The Fourth Precept
The Fourth Precept

The usage of speech should be done in such a way that it does not hurt anyone. If the speed is dipped in ignorance, hate, and greed then it is considered to be a false speech.

If the motive behind the speech of an individual is to get something which they desire or even to hurt the sentiments of someone, then it is considered to be false speech according to the fourth precept.

Also, if the speech is made for making the individual see more important than others then it is again considered to be a false speech as per the fourth precept of Buddhism.

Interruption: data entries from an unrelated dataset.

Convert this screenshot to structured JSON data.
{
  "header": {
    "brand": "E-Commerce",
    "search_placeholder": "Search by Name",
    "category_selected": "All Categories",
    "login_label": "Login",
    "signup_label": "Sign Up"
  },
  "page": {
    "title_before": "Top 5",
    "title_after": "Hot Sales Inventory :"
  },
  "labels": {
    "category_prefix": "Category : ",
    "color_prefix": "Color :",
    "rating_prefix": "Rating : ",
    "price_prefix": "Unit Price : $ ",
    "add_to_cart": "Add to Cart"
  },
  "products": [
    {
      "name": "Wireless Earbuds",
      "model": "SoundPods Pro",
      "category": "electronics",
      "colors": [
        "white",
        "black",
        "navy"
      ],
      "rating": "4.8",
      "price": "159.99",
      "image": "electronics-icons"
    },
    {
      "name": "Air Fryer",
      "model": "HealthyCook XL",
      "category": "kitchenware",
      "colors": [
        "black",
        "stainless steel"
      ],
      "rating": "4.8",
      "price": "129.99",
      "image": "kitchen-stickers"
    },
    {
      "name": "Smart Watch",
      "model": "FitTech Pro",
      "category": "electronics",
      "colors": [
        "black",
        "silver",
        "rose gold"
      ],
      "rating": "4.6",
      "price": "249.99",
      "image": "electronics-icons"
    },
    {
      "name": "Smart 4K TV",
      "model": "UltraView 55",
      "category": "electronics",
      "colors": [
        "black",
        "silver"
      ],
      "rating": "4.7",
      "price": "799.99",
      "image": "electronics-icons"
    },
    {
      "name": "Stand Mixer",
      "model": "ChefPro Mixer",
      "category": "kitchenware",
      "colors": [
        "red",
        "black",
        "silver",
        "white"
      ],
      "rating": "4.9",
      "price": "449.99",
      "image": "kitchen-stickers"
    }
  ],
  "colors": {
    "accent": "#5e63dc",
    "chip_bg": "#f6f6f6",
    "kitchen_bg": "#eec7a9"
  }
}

The most common example of false speech is repeating pathetic gossips about a person who is not liked by the individual.

It is pointed out by many writers that “all speech based on self-concern is false or harmful speech”.

These writers mean that any sort of sentences or words which are spoken for getting self-benefit or to demean someone else are all considered to be false speech.

The Fourth Precept and Buddhism

The teachings of Buddhism are based on the principles of four noble truths. Gautama Buddha taught everyone that life will always be unsatisfactory and frustrating and full of dukes.

Fourth Precept and Buddhism
The Fourth Precept and Buddhism

This is because of the greed, delusion, and anger of human beings. The only way to be liberated from all this frustration and anger is by following the eightfold path.

The fourth precept of Buddhism is directly connected with the right speech portion of the eightfold path.

It is quoted by the great Gautama Buddha himself:

“And what is right speech? Abstaining from lying, from divisive speech, from abusive speech, and idle chatter: This is called right speech.” (Pali Sutta-Pitaka, Samyutta Nikaya 45)

Wisdom in the Speech

Speaking the truth always comes from the practice of truthfulness or the habit of being honest with everyone.

These two things are based on compassion which is rooted in wisdom.

The fourth precept of Buddhism teaches us to be aware of all the happenings around the world and grasp this knowledge.

This precept also helps the individual to escape the shackles of selfishness.

The famous writer Robert Aitken Roshi one said about the fourth precept of Buddhism:

“Speaking falsely is also killing, and specifically, killing the Dharma. The lie is set up to defend the idea of a fixed entity, a self-image, a concept, or an institution.

I want to be known as warm and compassionate, so I deny that I was cruel, even though somebody got hurt.

Sometimes I must lie to protect someone or large numbers of people, animals, plants, and things from getting hurt, or I believe I must.”

Not Being Nice Every time

Many people misunderstand the fourth precept of Buddhism and interpret it as never disagreeing or criticizing anyone.

But one should understand that sometimes there are scenarios where they need to speak up so that the harm and the suffering can be stopped.

It also means that if something wrong is being done with someone else and you can see it then you should be vocal enough to stop the harm and miseries caused to that person.

Conclusion

The fourth precept of Buddhism deals with the truthfulness of human beings. It states that one should not get indulged in false or ill speeches for any other individual or human being.

But, this perception should not be confused with the inability of the person to speak or criticize a person in the scene where he or she is wrong and involved in false speeches.

People Also Ask (FAQs)

Why do the followers of Buddhism respect the 5 precepts?

The followers of Buddhism respect the 5 precepts as these precepts form the general laws which are followed daily by the people for ensuring their well-being and proper harmony among themselves.

Do the followers of Buddhism consume meat?

No, meat and other related products are strictly prohibited for consumption in the religion of Buddhism. The consumption of any kind of intoxicant is considered to be a sin according to the fifth precept of Buddhism.

Does every Buddhist follow the concept of 5 precepts?

Yes, almost every Buddhist follows or tries to follow the concept of 5 precepts in their lives. They have a belief that if they follow these precepts without getting failed, then their lives will become pure and they will move on the path of enlightenment.